#### DIRECTIONS:
Print every line below without adding or leaving out a single word.

#### EXTRACTED RECORDS:
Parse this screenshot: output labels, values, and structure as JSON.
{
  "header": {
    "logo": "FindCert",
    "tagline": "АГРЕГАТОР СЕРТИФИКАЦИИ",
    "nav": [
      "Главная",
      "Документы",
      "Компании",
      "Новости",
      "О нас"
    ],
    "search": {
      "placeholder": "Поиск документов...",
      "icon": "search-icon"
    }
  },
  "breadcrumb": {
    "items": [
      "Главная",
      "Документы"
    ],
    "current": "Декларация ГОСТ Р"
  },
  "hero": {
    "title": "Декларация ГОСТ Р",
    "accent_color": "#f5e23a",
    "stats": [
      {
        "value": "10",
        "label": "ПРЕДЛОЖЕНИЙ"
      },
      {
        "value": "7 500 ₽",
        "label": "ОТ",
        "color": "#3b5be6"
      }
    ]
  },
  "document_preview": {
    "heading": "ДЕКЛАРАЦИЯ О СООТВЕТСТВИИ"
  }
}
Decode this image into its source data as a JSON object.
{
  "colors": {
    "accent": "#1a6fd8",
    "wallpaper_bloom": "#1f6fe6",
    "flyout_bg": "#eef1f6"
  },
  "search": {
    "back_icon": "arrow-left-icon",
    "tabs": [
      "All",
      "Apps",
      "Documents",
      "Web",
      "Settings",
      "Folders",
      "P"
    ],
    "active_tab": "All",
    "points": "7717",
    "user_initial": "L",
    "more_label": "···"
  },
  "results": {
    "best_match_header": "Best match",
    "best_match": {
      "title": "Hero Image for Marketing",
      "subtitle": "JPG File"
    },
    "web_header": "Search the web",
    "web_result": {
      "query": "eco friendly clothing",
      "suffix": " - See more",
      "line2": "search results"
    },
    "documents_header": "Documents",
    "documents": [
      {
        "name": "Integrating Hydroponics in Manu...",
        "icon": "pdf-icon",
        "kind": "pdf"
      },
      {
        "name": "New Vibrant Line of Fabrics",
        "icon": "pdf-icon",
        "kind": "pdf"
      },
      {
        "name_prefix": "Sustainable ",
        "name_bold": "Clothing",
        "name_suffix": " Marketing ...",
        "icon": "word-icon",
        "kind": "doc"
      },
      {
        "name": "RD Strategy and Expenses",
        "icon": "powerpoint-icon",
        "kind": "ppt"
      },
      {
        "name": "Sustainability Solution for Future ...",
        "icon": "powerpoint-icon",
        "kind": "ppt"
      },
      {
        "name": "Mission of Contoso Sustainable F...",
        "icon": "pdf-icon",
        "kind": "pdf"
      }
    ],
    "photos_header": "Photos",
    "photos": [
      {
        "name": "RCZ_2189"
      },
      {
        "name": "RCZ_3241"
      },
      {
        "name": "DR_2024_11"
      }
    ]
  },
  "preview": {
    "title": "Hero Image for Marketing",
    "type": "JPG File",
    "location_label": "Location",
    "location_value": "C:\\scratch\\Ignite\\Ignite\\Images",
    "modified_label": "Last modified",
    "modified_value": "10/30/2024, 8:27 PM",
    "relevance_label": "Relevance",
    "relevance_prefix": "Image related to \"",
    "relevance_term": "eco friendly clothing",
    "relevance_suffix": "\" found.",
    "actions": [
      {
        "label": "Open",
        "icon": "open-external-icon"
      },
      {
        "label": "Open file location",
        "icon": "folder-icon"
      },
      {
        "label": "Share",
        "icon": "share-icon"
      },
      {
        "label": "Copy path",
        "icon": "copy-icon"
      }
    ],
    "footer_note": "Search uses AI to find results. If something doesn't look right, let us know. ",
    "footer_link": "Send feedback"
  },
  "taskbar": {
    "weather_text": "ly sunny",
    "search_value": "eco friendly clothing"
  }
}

#### ANSWER FOR THIS EXERCISE:
Parse this screenshot: output labels, values, and structure as JSON.
{
  "header": {
    "logo": "FindCert",
    "tagline": "АГРЕГАТОР СЕРТИФИКАЦИИ",
    "nav": [
      "Главная",
      "Документы",
      "Компании",
      "Новости",
      "О нас"
    ],
    "search": {
      "placeholder": "Поиск документов...",
      "icon": "search-icon"
    }
  },
  "breadcrumb": {
    "items": [
      "Главная",
      "Документы"
    ],
    "current": "Декларация ГОСТ Р"
  },
  "hero": {
    "title": "Декларация ГОСТ Р",
    "accent_color": "#f5e23a",
    "stats": [
      {
        "value": "10",
        "label": "ПРЕДЛОЖЕНИЙ"
      },
      {
        "value": "7 500 ₽",
        "label": "ОТ",
        "color": "#3b5be6"
      }
    ]
  },
  "document_preview": {
    "heading": "ДЕКЛАРАЦИЯ О СООТВЕТСТВИИ"
  }
}
Decode this image into its source data as a JSON object.
{
  "colors": {
    "accent": "#1a6fd8",
    "wallpaper_bloom": "#1f6fe6",
    "flyout_bg": "#eef1f6"
  },
  "search": {
    "back_icon": "arrow-left-icon",
    "tabs": [
      "All",
      "Apps",
      "Documents",
      "Web",
      "Settings",
      "Folders",
      "P"
    ],
    "active_tab": "All",
    "points": "7717",
    "user_initial": "L",
    "more_label": "···"
  },
  "results": {
    "best_match_header": "Best match",
    "best_match": {
      "title": "Hero Image for Marketing",
      "subtitle": "JPG File"
    },
    "web_header": "Search the web",
    "web_result": {
      "query": "eco friendly clothing",
      "suffix": " - See more",
      "line2": "search results"
    },
    "documents_header": "Documents",
    "documents": [
      {
        "name": "Integrating Hydroponics in Manu...",
        "icon": "pdf-icon",
        "kind": "pdf"
      },
      {
        "name": "New Vibrant Line of Fabrics",
        "icon": "pdf-icon",
        "kind": "pdf"
      },
      {
        "name_prefix": "Sustainable ",
        "name_bold": "Clothing",
        "name_suffix": " Marketing ...",
        "icon": "word-icon",
        "kind": "doc"
      },
      {
        "name": "RD Strategy and Expenses",
        "icon": "powerpoint-icon",
        "kind": "ppt"
      },
      {
        "name": "Sustainability Solution for Future ...",
        "icon": "powerpoint-icon",
        "kind": "ppt"
      },
      {
        "name": "Mission of Contoso Sustainable F...",
        "icon": "pdf-icon",
        "kind": "pdf"
      }
    ],
    "photos_header": "Photos",
    "photos": [
      {
        "name": "RCZ_2189"
      },
      {
        "name": "RCZ_3241"
      },
      {
        "name": "DR_2024_11"
      }
    ]
  },
  "preview": {
    "title": "Hero Image for Marketing",
    "type": "JPG File",
    "location_label": "Location",
    "location_value": "C:\\scratch\\Ignite\\Ignite\\Images",
    "modified_label": "Last modified",
    "modified_value": "10/30/2024, 8:27 PM",
    "relevance_label": "Relevance",
    "relevance_prefix": "Image related to \"",
    "relevance_term": "eco friendly clothing",
    "relevance_suffix": "\" found.",
    "actions": [
      {
        "label": "Open",
        "icon": "open-external-icon"
      },
      {
        "label": "Open file location",
        "icon": "folder-icon"
      },
      {
        "label": "Share",
        "icon": "share-icon"
      },
      {
        "label": "Copy path",
        "icon": "copy-icon"
      }
    ],
    "footer_note": "Search uses AI to find results. If something doesn't look right, let us know. ",
    "footer_link": "Send feedback"
  },
  "taskbar": {
    "weather_text": "ly sunny",
    "search_value": "eco friendly clothing"
  }
}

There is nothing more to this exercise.